- [TASK]:
One number should be the full reply: how many lines of the material below contain "JSON".

- [DATA EXTRACTS]:

※

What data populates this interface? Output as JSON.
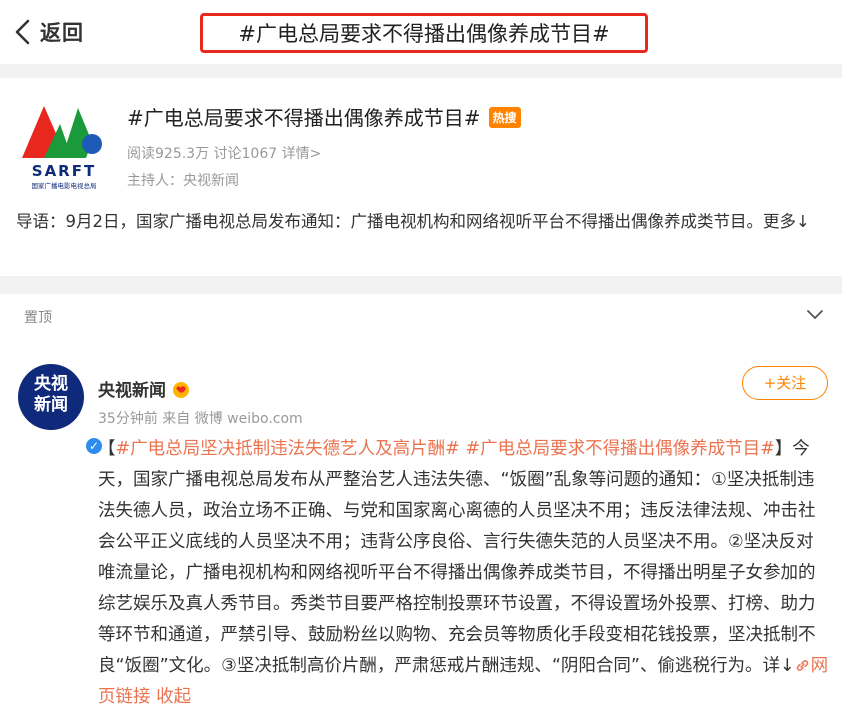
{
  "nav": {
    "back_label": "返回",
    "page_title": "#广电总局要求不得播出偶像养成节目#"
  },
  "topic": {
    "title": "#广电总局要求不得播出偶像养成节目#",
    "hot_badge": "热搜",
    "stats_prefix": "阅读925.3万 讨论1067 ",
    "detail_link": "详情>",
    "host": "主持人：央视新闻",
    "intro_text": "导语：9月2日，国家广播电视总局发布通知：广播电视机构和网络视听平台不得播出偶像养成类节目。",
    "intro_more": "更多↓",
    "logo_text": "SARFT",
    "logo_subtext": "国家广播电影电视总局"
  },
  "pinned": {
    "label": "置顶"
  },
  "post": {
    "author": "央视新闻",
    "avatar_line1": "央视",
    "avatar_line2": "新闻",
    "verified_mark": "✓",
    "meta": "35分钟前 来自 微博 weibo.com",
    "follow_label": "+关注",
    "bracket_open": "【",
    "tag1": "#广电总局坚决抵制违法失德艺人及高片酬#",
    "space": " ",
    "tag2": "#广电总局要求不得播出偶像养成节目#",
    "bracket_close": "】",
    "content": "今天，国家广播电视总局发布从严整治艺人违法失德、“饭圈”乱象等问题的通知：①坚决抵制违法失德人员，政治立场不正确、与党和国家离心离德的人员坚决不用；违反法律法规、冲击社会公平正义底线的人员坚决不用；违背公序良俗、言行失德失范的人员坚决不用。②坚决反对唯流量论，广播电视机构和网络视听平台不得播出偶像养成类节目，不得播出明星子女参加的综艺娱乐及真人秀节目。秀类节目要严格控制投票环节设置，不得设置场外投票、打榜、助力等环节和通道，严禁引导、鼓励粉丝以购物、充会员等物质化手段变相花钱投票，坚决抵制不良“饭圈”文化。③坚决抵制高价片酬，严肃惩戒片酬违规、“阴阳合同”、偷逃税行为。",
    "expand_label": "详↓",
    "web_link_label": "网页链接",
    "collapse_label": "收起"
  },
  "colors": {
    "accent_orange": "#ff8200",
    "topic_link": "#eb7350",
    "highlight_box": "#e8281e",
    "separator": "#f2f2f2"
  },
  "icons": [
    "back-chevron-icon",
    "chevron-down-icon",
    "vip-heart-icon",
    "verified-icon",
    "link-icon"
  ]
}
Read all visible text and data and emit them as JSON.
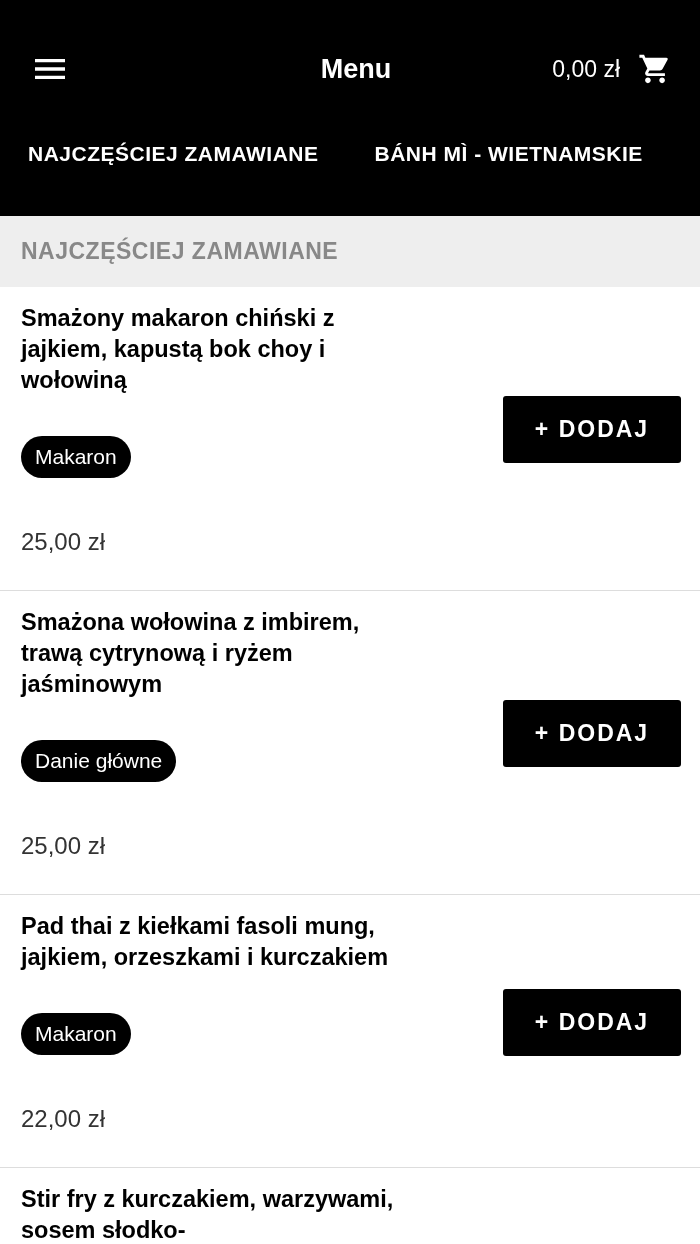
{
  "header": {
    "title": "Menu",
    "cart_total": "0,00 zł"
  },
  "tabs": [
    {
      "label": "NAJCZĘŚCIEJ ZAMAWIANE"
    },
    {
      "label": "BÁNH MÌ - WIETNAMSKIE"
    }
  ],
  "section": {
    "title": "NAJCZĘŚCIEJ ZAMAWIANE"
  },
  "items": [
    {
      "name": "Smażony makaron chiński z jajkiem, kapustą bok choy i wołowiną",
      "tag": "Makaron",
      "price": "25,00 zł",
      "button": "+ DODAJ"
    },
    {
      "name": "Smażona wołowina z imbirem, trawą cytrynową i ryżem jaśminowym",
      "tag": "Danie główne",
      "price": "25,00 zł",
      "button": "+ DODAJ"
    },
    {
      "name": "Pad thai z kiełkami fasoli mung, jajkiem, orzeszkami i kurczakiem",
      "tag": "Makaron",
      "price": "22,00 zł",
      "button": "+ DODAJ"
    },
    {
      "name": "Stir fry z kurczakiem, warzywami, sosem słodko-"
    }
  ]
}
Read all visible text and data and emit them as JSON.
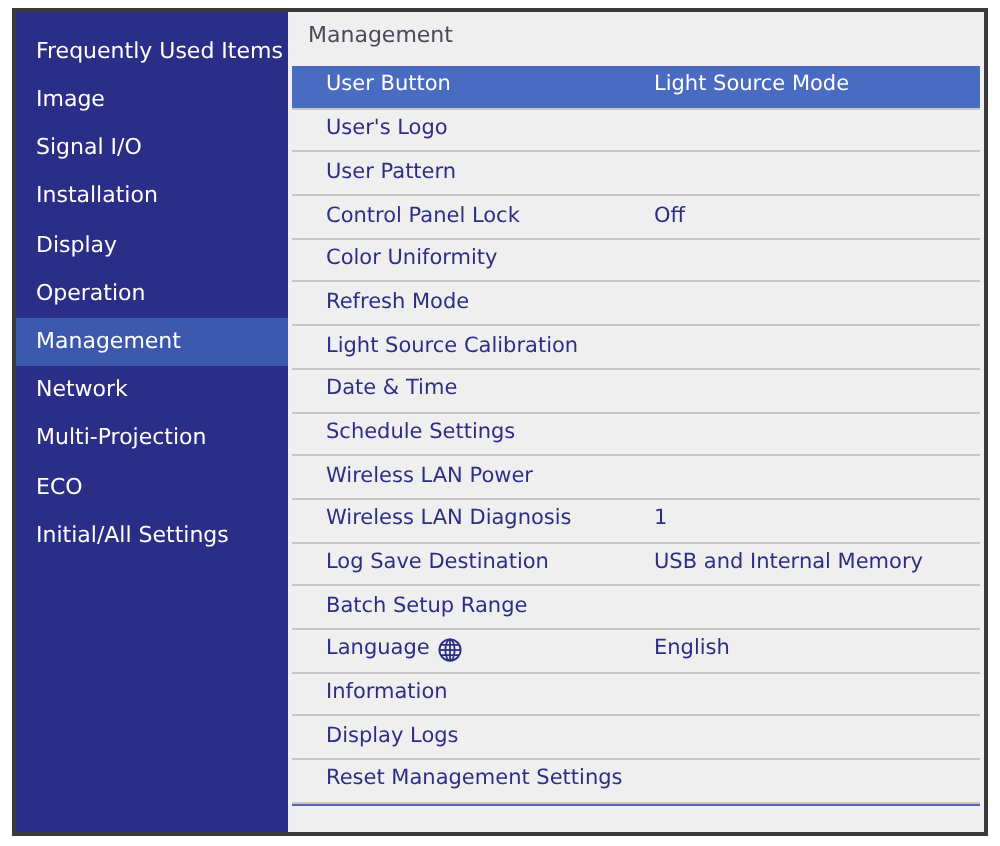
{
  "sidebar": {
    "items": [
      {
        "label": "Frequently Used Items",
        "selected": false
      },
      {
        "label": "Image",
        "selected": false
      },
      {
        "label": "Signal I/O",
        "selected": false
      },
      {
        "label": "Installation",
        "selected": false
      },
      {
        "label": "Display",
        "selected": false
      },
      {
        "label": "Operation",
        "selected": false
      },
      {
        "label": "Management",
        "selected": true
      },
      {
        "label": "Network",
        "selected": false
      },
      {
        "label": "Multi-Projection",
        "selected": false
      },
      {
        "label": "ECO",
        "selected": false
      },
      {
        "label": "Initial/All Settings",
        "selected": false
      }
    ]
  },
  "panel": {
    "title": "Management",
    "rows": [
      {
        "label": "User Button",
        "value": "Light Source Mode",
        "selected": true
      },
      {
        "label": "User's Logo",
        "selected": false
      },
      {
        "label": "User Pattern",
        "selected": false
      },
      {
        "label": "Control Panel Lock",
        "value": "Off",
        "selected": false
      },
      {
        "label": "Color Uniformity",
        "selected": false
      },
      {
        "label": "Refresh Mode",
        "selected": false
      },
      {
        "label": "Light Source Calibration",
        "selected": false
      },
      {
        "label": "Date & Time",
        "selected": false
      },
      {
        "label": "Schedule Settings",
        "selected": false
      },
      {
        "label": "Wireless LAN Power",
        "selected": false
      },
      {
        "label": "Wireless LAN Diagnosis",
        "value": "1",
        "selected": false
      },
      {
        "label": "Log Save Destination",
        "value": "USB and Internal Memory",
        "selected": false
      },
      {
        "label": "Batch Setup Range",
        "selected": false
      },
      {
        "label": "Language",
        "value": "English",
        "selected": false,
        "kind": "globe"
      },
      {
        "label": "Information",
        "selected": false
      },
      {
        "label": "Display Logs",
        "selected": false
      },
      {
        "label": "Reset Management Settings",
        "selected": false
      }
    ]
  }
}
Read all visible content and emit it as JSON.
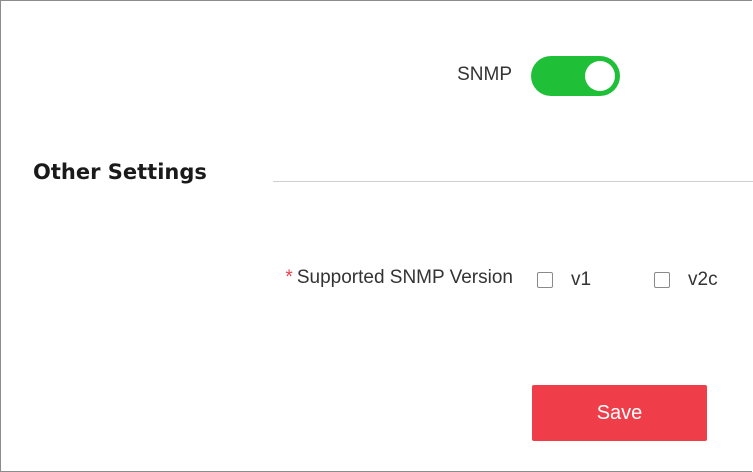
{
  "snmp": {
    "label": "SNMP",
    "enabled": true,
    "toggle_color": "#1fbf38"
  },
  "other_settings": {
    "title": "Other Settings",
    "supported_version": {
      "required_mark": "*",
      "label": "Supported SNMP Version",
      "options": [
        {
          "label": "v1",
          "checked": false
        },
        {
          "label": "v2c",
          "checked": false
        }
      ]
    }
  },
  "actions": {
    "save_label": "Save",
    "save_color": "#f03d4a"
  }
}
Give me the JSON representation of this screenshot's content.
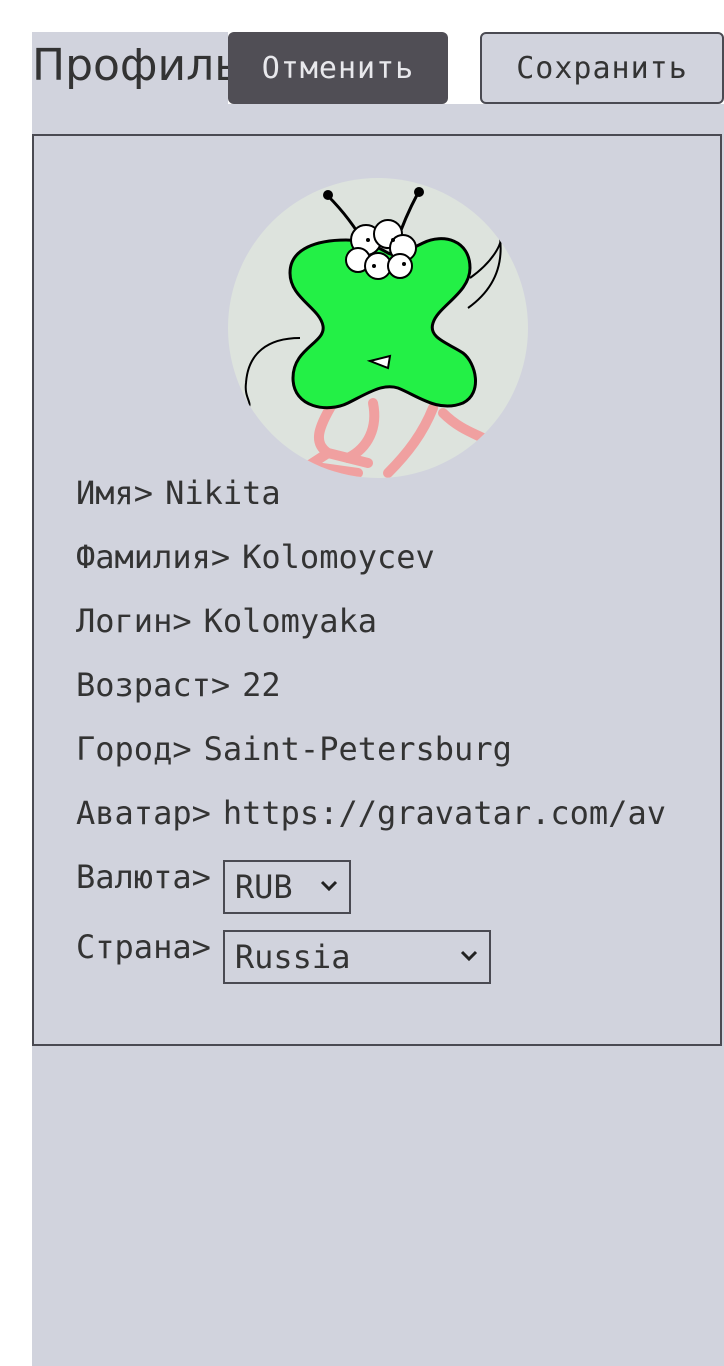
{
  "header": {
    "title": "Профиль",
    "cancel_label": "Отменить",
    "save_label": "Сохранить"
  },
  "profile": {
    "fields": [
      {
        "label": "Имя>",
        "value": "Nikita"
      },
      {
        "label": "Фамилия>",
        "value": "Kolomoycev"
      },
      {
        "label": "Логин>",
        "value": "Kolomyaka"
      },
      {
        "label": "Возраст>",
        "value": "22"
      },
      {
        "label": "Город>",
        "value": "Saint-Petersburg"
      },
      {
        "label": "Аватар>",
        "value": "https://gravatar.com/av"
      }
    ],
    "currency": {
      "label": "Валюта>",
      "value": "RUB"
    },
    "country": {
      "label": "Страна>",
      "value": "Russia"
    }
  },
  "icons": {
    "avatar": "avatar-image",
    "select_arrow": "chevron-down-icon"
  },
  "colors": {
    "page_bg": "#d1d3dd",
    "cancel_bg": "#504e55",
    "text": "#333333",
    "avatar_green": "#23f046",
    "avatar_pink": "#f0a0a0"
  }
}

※

- [OUTPUT OF THE TASK]:
5